*** Begin section ***

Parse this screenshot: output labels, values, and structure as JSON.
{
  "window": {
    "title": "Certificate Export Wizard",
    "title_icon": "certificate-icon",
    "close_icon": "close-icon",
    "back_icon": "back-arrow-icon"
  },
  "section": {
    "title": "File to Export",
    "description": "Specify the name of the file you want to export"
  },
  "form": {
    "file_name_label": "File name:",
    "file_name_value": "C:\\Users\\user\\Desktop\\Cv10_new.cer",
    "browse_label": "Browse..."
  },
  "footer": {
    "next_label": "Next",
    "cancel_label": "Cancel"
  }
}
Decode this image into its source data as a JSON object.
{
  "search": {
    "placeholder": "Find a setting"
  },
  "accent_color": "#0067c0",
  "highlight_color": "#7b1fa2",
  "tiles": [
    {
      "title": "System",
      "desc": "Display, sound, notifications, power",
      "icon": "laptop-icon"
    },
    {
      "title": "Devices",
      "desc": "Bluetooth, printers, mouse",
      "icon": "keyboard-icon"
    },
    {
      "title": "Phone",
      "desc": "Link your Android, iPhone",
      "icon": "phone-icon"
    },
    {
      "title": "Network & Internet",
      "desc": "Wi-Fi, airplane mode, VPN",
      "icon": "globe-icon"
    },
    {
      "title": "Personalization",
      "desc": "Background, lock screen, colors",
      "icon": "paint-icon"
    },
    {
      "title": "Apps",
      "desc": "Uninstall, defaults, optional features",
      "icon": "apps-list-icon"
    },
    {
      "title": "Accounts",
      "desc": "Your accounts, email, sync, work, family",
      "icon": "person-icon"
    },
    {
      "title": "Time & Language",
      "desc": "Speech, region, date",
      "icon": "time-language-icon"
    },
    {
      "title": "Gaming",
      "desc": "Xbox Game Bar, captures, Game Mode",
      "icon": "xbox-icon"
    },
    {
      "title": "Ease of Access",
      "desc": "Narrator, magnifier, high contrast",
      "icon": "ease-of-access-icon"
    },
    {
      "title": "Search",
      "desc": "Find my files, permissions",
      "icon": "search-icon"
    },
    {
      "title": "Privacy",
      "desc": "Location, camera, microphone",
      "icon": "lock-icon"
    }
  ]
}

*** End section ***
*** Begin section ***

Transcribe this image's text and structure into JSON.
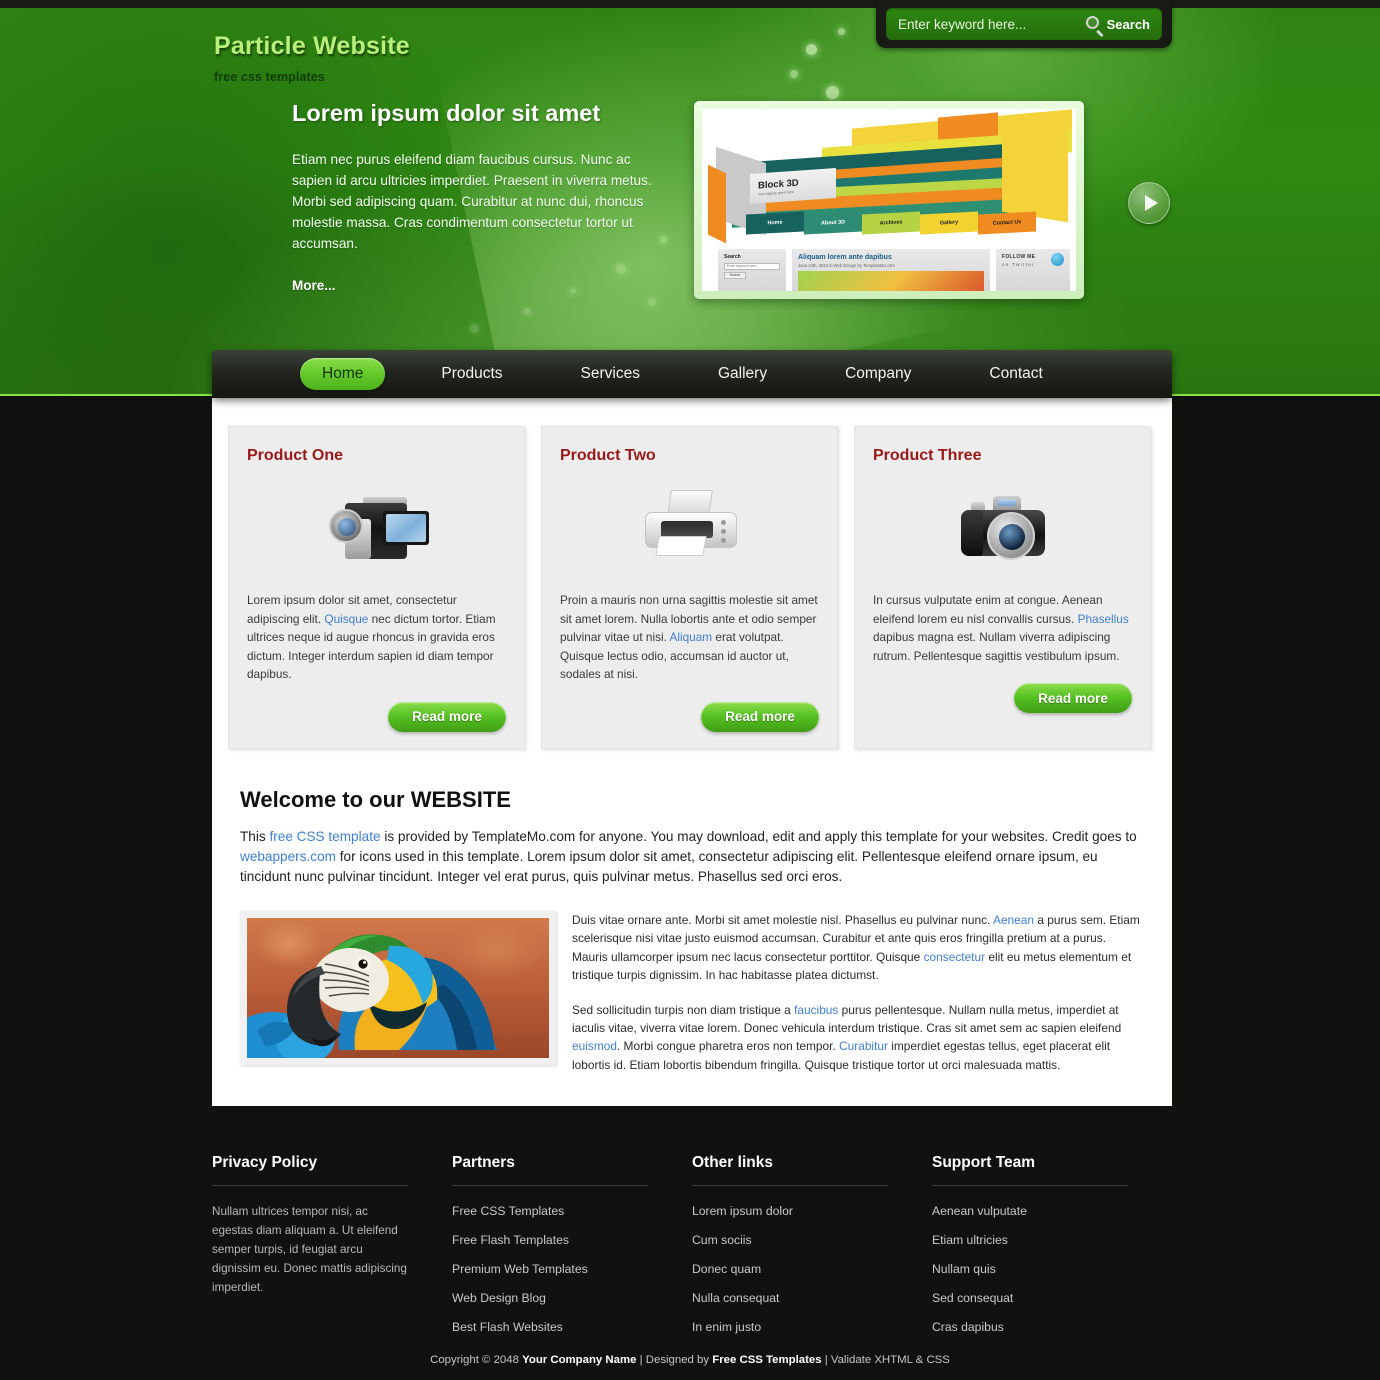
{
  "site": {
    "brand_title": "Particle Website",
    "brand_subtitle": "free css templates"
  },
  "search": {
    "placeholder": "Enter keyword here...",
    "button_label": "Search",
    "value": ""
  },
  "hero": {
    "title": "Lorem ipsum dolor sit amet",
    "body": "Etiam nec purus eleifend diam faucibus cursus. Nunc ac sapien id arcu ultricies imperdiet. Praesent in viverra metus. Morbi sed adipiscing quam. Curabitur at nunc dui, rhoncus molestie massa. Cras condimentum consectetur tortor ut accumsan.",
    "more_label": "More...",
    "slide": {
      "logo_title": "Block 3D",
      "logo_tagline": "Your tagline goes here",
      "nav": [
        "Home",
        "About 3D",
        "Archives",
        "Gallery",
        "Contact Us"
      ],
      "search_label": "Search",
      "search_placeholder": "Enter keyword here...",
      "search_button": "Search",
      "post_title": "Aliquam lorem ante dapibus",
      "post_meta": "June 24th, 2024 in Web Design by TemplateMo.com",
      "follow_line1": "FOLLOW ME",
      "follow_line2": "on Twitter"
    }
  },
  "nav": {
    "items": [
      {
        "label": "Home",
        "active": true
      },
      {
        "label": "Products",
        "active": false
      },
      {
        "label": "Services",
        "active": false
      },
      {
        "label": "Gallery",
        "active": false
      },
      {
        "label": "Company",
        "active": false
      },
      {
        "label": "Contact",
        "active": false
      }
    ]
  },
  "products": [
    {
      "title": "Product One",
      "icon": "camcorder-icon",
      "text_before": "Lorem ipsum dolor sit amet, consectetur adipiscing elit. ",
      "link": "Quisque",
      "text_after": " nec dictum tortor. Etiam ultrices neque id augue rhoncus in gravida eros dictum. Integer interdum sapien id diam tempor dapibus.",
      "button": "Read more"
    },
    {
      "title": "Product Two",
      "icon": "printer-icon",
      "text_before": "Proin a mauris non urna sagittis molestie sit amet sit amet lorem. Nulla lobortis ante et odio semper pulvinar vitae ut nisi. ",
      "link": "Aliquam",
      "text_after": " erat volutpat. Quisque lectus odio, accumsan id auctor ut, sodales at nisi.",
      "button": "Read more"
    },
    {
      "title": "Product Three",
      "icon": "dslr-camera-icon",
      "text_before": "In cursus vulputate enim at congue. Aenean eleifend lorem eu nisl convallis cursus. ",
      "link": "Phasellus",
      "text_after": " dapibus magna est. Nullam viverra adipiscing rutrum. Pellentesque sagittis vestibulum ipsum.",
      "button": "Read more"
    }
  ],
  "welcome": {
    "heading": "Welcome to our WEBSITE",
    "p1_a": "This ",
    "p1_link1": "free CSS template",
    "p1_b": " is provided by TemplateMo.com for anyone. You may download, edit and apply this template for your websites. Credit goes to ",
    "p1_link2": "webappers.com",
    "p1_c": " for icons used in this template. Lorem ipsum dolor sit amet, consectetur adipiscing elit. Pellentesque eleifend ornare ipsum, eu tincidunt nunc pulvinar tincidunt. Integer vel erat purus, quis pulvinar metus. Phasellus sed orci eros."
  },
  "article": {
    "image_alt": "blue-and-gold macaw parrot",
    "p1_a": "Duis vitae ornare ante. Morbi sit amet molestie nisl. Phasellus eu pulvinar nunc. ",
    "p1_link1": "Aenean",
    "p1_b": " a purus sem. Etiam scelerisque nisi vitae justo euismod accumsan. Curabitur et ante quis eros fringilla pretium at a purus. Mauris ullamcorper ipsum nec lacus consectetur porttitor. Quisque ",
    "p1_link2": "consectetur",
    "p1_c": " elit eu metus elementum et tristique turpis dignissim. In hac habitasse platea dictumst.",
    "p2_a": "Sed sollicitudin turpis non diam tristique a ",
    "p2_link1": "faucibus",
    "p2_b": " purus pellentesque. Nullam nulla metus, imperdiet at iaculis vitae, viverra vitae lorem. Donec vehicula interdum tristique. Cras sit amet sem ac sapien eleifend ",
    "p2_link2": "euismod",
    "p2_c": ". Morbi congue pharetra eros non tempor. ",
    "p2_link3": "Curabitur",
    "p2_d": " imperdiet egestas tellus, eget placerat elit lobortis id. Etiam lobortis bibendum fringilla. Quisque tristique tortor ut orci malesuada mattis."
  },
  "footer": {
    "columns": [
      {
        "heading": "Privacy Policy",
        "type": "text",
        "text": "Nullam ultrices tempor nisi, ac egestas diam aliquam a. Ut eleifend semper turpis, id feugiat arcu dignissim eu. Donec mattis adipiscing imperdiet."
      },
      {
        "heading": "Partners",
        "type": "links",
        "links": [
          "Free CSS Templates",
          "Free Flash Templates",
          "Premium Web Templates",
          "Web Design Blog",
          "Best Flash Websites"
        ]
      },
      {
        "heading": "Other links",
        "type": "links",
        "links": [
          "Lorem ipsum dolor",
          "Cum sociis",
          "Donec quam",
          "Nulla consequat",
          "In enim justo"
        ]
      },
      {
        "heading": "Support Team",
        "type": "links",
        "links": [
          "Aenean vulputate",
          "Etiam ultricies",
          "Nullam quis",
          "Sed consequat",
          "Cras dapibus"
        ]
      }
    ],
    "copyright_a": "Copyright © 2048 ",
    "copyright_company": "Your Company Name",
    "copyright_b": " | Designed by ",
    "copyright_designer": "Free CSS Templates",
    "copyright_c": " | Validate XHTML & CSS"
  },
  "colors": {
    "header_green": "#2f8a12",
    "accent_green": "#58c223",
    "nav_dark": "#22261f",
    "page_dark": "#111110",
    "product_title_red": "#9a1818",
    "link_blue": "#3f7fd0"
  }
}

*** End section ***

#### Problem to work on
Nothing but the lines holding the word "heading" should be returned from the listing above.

#### Written response
    "heading": "Welcome to our WEBSITE",
        "heading": "Privacy Policy",
        "heading": "Partners",
        "heading": "Other links",
        "heading": "Support Team",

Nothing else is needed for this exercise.